New York Department of Conservation Forest Rangers rescued several hikers in the Catskills and Adirondacks last week.
Among those rescued were two hikers in the Hunter Mountain-West Kill Wilderness Area. The hikers were on Devil’s Path – one of the most demanding trails in the Northeast. Officials said the two were inadequately prepared and became cold and fatigued.
In another incident, a hiker had to be rescued after suffering a hip injury coming down Slide Mountain and later becoming unconscious.
Read about these and other incidents in the DEC Forest Ranger Highlights from January 7 to 13.
Town of North Elba

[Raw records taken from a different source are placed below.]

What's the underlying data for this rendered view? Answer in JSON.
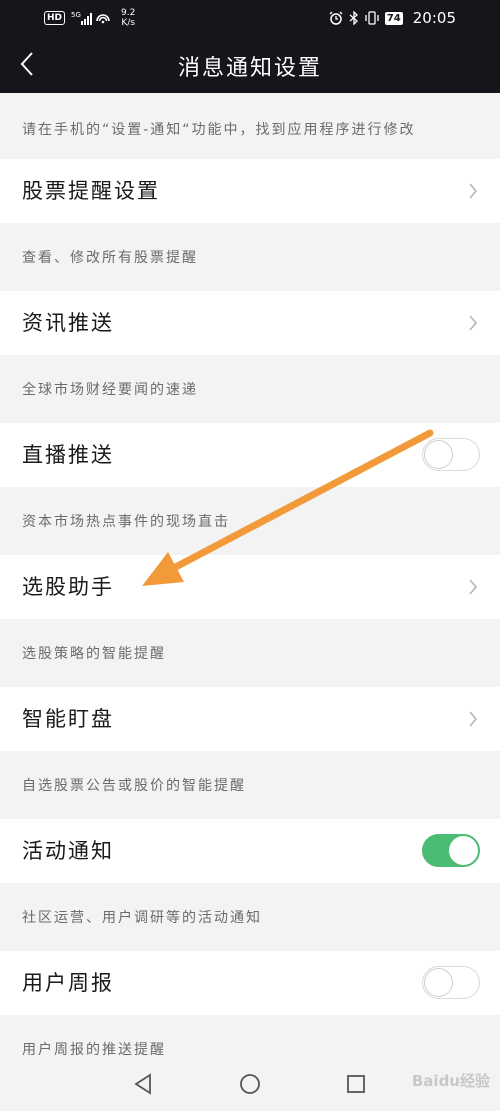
{
  "status_bar": {
    "network": "HD",
    "signal": "5G",
    "speed_value": "9.2",
    "speed_unit": "K/s",
    "battery": "74",
    "time": "20:05"
  },
  "nav": {
    "title": "消息通知设置"
  },
  "intro_note": "请在手机的“设置-通知“功能中，找到应用程序进行修改",
  "settings": [
    {
      "label": "股票提醒设置",
      "note": "查看、修改所有股票提醒",
      "control": "chevron"
    },
    {
      "label": "资讯推送",
      "note": "全球市场财经要闻的速递",
      "control": "chevron"
    },
    {
      "label": "直播推送",
      "note": "资本市场热点事件的现场直击",
      "control": "toggle",
      "enabled": false
    },
    {
      "label": "选股助手",
      "note": "选股策略的智能提醒",
      "control": "chevron"
    },
    {
      "label": "智能盯盘",
      "note": "自选股票公告或股价的智能提醒",
      "control": "chevron"
    },
    {
      "label": "活动通知",
      "note": "社区运营、用户调研等的活动通知",
      "control": "toggle",
      "enabled": true
    },
    {
      "label": "用户周报",
      "note": "用户周报的推送提醒",
      "control": "toggle",
      "enabled": false
    }
  ],
  "colors": {
    "header_bg": "#14161c",
    "toggle_on": "#4cbb73",
    "annotation_arrow": "#f29a3a"
  },
  "watermark": "Baidu经验"
}
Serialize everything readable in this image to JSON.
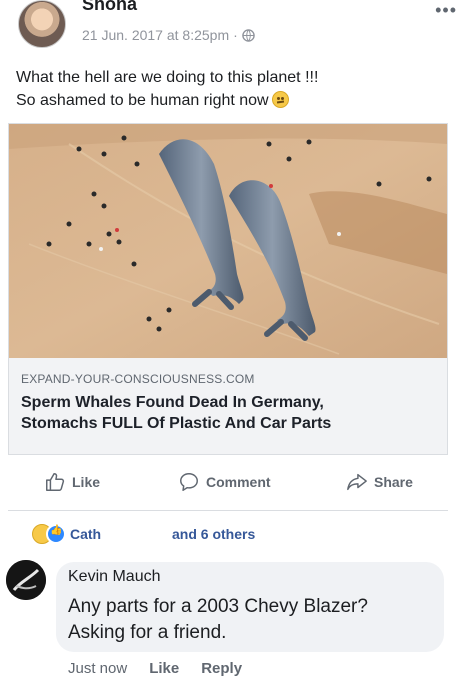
{
  "post": {
    "author": "Shona",
    "timestamp": "21 Jun. 2017 at 8:25pm",
    "privacy_sep": "·",
    "text_line1": "What the hell are we doing to this planet !!!",
    "text_line2": "So ashamed to be human right now"
  },
  "link": {
    "domain": "EXPAND-YOUR-CONSCIOUSNESS.COM",
    "title_line1": "Sperm Whales Found Dead In Germany,",
    "title_line2": "Stomachs FULL Of Plastic And Car Parts"
  },
  "actions": {
    "like": "Like",
    "comment": "Comment",
    "share": "Share"
  },
  "reactions": {
    "name": "Cath",
    "others": "and 6 others"
  },
  "comment": {
    "author": "Kevin Mauch",
    "text_line1": "Any parts for a 2003 Chevy Blazer?",
    "text_line2": "Asking for a friend.",
    "time": "Just now",
    "like": "Like",
    "reply": "Reply"
  },
  "icons": {
    "more": "more-icon",
    "globe": "globe-icon",
    "like": "thumbs-up-icon",
    "comment": "speech-bubble-icon",
    "share": "share-arrow-icon"
  },
  "colors": {
    "link_blue": "#365899",
    "meta_gray": "#90949c",
    "sand": "#d9b38c"
  }
}
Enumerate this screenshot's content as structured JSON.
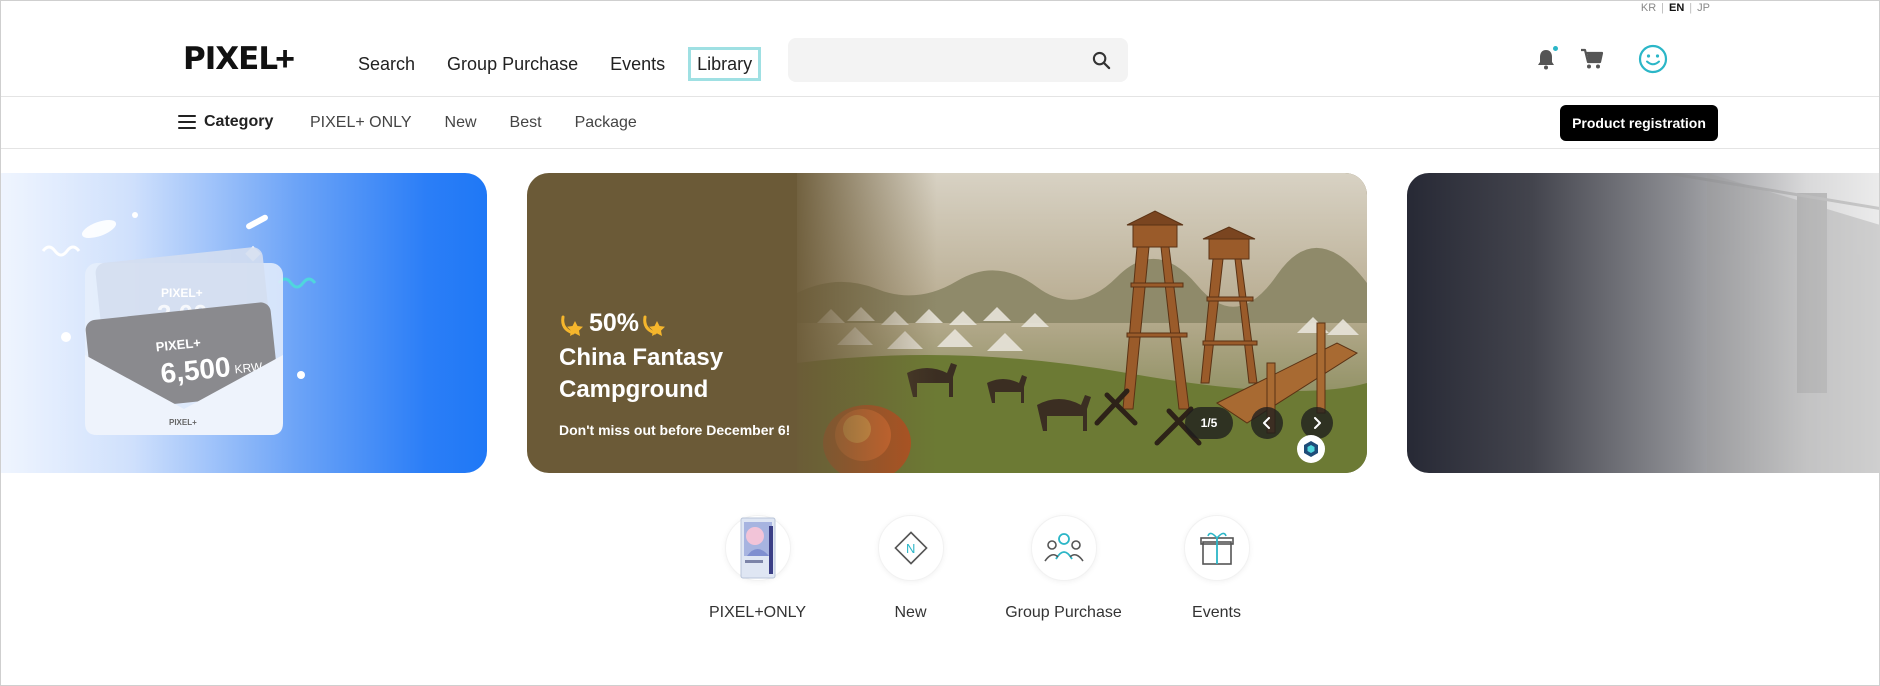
{
  "lang": {
    "items": [
      "KR",
      "EN",
      "JP"
    ],
    "active": "EN"
  },
  "header": {
    "logo_text": "PIXEL",
    "logo_plus": "+",
    "nav": [
      "Search",
      "Group Purchase",
      "Events",
      "Library"
    ],
    "search_placeholder": "",
    "icons": [
      "bell-icon",
      "cart-icon",
      "smiley-face-icon"
    ]
  },
  "subnav": {
    "category_label": "Category",
    "links": [
      "PIXEL+ ONLY",
      "New",
      "Best",
      "Package"
    ],
    "product_registration": "Product registration"
  },
  "carousel": {
    "active_slide": {
      "badge_value": "50%",
      "title": "China Fantasy Campground",
      "subtitle": "Don't miss out before December 6!"
    },
    "counter": "1/5",
    "left_slide": {
      "ticket_brand": "PIXEL+",
      "ticket_value_back": "3,00",
      "ticket_value": "6,500",
      "ticket_currency": "KRW",
      "envelope_brand": "PIXEL+"
    }
  },
  "quick_menu": [
    {
      "label": "PIXEL+ONLY",
      "icon": "product-box-icon"
    },
    {
      "label": "New",
      "icon": "new-badge-icon"
    },
    {
      "label": "Group Purchase",
      "icon": "group-people-icon"
    },
    {
      "label": "Events",
      "icon": "gift-box-icon"
    }
  ],
  "colors": {
    "accent": "#2bb6c7",
    "button": "#000000",
    "banner_brown": "#6b5a37",
    "banner_blue": "#1f78f6"
  }
}
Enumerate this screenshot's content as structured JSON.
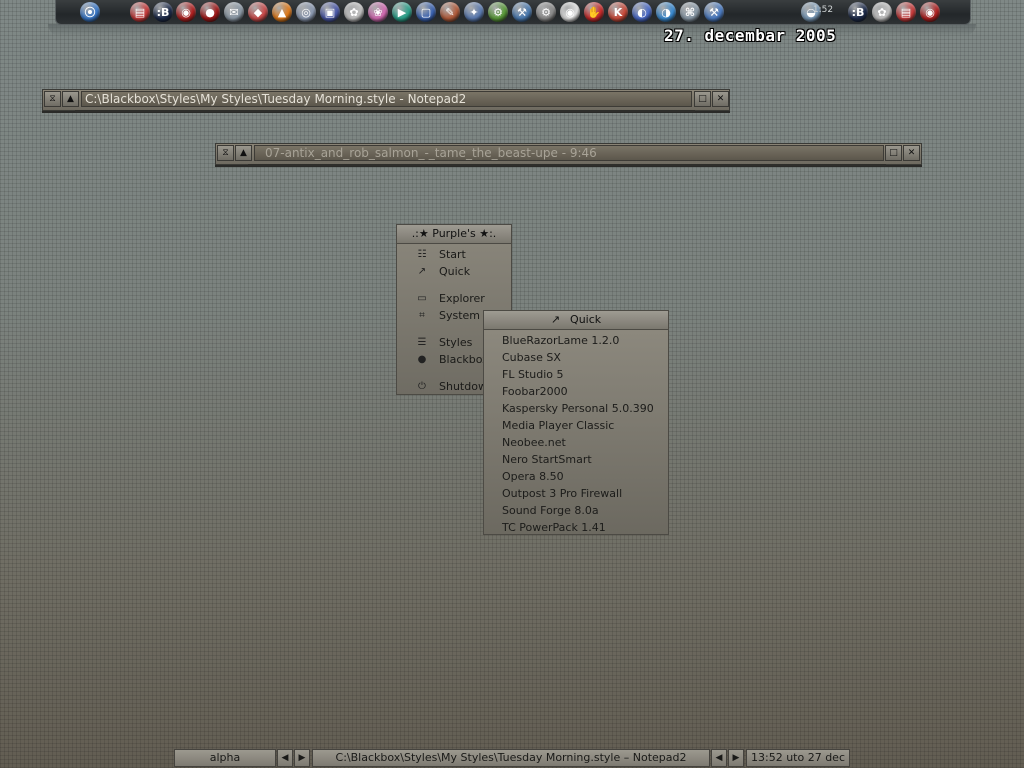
{
  "dock": {
    "clock": "1:52",
    "icons": [
      {
        "name": "smartdock-icon",
        "glyph": "⦿",
        "color": "#3a78c8"
      },
      {
        "name": "calendar-icon",
        "glyph": "▤",
        "color": "#c63a3a"
      },
      {
        "name": "blackbox-icon",
        "glyph": ":B",
        "color": "#1c2a4a"
      },
      {
        "name": "pokeball-icon",
        "glyph": "◉",
        "color": "#b02020"
      },
      {
        "name": "red-orb-icon",
        "glyph": "●",
        "color": "#a01818"
      },
      {
        "name": "mail-icon",
        "glyph": "✉",
        "color": "#8a97a4"
      },
      {
        "name": "diamond-icon",
        "glyph": "◆",
        "color": "#c84a4a"
      },
      {
        "name": "fl-studio-icon",
        "glyph": "▲",
        "color": "#e07a1a"
      },
      {
        "name": "disc-icon",
        "glyph": "◎",
        "color": "#8a98b0"
      },
      {
        "name": "monitor-icon",
        "glyph": "▣",
        "color": "#4a58a8"
      },
      {
        "name": "flower-icon",
        "glyph": "✿",
        "color": "#c0c0c0"
      },
      {
        "name": "palette-icon",
        "glyph": "❀",
        "color": "#d06ab0"
      },
      {
        "name": "play-icon",
        "glyph": "▶",
        "color": "#2aa08a"
      },
      {
        "name": "screen-icon",
        "glyph": "▢",
        "color": "#3a62b0"
      },
      {
        "name": "paint-icon",
        "glyph": "✎",
        "color": "#b05a3a"
      },
      {
        "name": "wand-icon",
        "glyph": "✦",
        "color": "#5a7ab0"
      },
      {
        "name": "gear-green-icon",
        "glyph": "⚙",
        "color": "#5a9a3a"
      },
      {
        "name": "tools-icon",
        "glyph": "⚒",
        "color": "#4a7ab0"
      },
      {
        "name": "settings-gear-icon",
        "glyph": "⚙",
        "color": "#8a8a8a"
      },
      {
        "name": "media-disc-icon",
        "glyph": "◉",
        "color": "#e0e0e0"
      },
      {
        "name": "hand-icon",
        "glyph": "✋",
        "color": "#c82a2a"
      },
      {
        "name": "kaspersky-icon",
        "glyph": "K",
        "color": "#c84a3a"
      },
      {
        "name": "globe-blue-icon",
        "glyph": "◐",
        "color": "#4a6ac8"
      },
      {
        "name": "globe-icon",
        "glyph": "◑",
        "color": "#3a8ad0"
      },
      {
        "name": "network-icon",
        "glyph": "⌘",
        "color": "#8a9aa8"
      },
      {
        "name": "tools-alt-icon",
        "glyph": "⚒",
        "color": "#4a7ac0"
      },
      {
        "name": "weather-orb-icon",
        "glyph": "◒",
        "color": "#7a9ab8"
      },
      {
        "name": "blackbox-alt-icon",
        "glyph": ":B",
        "color": "#1c2a4a"
      },
      {
        "name": "flower-alt-icon",
        "glyph": "✿",
        "color": "#c0c0c0"
      },
      {
        "name": "calendar-alt-icon",
        "glyph": "▤",
        "color": "#c63a3a"
      },
      {
        "name": "pokeball-alt-icon",
        "glyph": "◉",
        "color": "#b02020"
      }
    ]
  },
  "date": "27. decembar 2005",
  "windows": [
    {
      "title": "C:\\Blackbox\\Styles\\My Styles\\Tuesday Morning.style - Notepad2",
      "title_color": "#e6e2d8"
    },
    {
      "title": "07-antix_and_rob_salmon_-_tame_the_beast-upe  -  9:46",
      "title_color": "#a8a397"
    }
  ],
  "window_buttons": {
    "stick": "⧖",
    "shade": "▲",
    "maximize": "□",
    "close": "✕"
  },
  "main_menu": {
    "title": ".:★ Purple's ★:.",
    "items": [
      {
        "label": "Start",
        "icon": "☷"
      },
      {
        "label": "Quick",
        "icon": "↗"
      },
      {
        "label": "Explorer",
        "icon": "▭"
      },
      {
        "label": "System",
        "icon": "⌗"
      },
      {
        "label": "Styles",
        "icon": "☰"
      },
      {
        "label": "Blackbox",
        "icon": "●"
      },
      {
        "label": "Shutdown",
        "icon": "⏻"
      }
    ]
  },
  "quick_menu": {
    "title": "Quick",
    "icon": "↗",
    "items": [
      "BlueRazorLame 1.2.0",
      "Cubase SX",
      "FL Studio 5",
      "Foobar2000",
      "Kaspersky  Personal 5.0.390",
      "Media Player Classic",
      "Neobee.net",
      "Nero StartSmart",
      "Opera 8.50",
      "Outpost 3 Pro Firewall",
      "Sound Forge 8.0a",
      "TC PowerPack 1.41"
    ]
  },
  "taskbar": {
    "workspace": "alpha",
    "left_arrow": "◀",
    "right_arrow": "▶",
    "task": "C:\\Blackbox\\Styles\\My Styles\\Tuesday Morning.style – Notepad2",
    "clock": "13:52 uto 27 dec"
  }
}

Wilderness Search: On Jan. 8, a 26-year-old Rochester woman called DEC’s Ray Brook Dispatch to request help descending Mount Marcy in the Eastern Adirondacks High Peaks Wilderness Area. She was hiking alone and lost the marked trail during a snow squall that delivered white-out conditions. Essex County 911 identified the subject’s cell phone coordinates and Forest Ranger Jim Giglinto instructed her on how to get back on the trail. Due to weather conditions, Ranger Kevin Burns hiked to the woman’s location to assist her off the mountain. Within three hours, Burns located the hiker, assessed her condition, and began escorting her out. She was back at the Adirondak Loj parking lot without any injuries within seven hours of her call.
Town of Colton
St. Lawrence County
Assist to Snowmobiler: On Jan. 9, St. Lawrence County 911 transferred a call to DEC’s Ray Brook Dispatch regarding a stranded snowmobiler in the town of Colton. The 55-year-old Childwold woman was snowmobiling alone on a county trail and was unable to extract her machine from deep snow. Cell phone location coordinates were not available from her initial call. As her phone was about to lose power, Dispatch texted her and directed her to re-contact 911 so her location could be determined. This information allowed Forest Ranger Adam Baldwin to find her within 10 minutes of entering the trail with his snowmobile. With his assistance, the snowmobiler continued her ride to her home without injury or further need of assistance.
Town of Lexington
Wilderness Rescue: On Jan. 10, New York State Police reported to Forest Rangers that two hikers on Devil’s Path in the Hunter Mountain-West Kill Wilderness Area needed assistance returning the five miles back to where they started their hike. Five Forest Rangers responded and located the 22- and 24-year-old Rockland County men within an hour. Rangers escorted the inadequately prepared hikers back to their vehicle. Although both hikers were cold and fatigued, neither required medical treatment.
Town of Wells
Two Snowmobile Accident Rescues: On Jan. 12, Forest Rangers David Kallen and Andrew Lewis along with Environmental Conservation Police Officer (ECO) Peter Buswell assisted Hamilton County Sheriff’s Deputies to locate and evacuate a 54-year-old Schenectady woman involved in a snowmobile accident in the Speculator Tree Farm easement lands. After preparing the injured woman for evacuation by snowmobile sled, the Rangers brought her to a waiting ambulance for further treatment and transport to Nathan Littauer Hospital in Gloversville. As the three officers cleared this incident, they responded to another accident four miles away. In this case, a 14- and 41-year-old snowmobilers from Hadley collided, causing both operators to be ejected and injured. Rangers and Speculator EMS personnel carried the injured youth to an ambulance while the older subject was evacuated by an all-terrain vehicle. Both snowmobilers were transported to Nathan Littauer Hospital with non-life-threatening injuries.
Town of Shandaken
Wilderness Rescue: On the afternoon of Jan. 13, two hikers in the Slide Mountain Wilderness Area reported to 911 that they needed assistance descending Slide Mountain. A subsequent call indicated both hikers were cold and one had suffered a hip injury. Later that day, another hiker reported to 911 that the injured hiker was now unconscious. Thirteen Forest Rangers responded to the scene in an attempt to rescue the group that evening or prepare for a helicopter evacuation at first light. By 8:30 p.m., Rangers reached the injured hiker and found three additional hikers who needed immediate evacuation due to the onset of hypothermia. As these hikers were led off the mountain, the injured hiker was treated for mild hypothermia and secured in cold weather gear. By 10:30 p.m., the three mobile hikers were safely out of the woods and returned to their vehicles. At first light on Jan. 14, Rangers determined the injured hiker could hike out with their assistance, and a helicopter rescue was no longer needed. By 9 a.m., the 23-year-old New Jersey man was off the mountain, evaluated by emergency medical technicians, and released to his own care.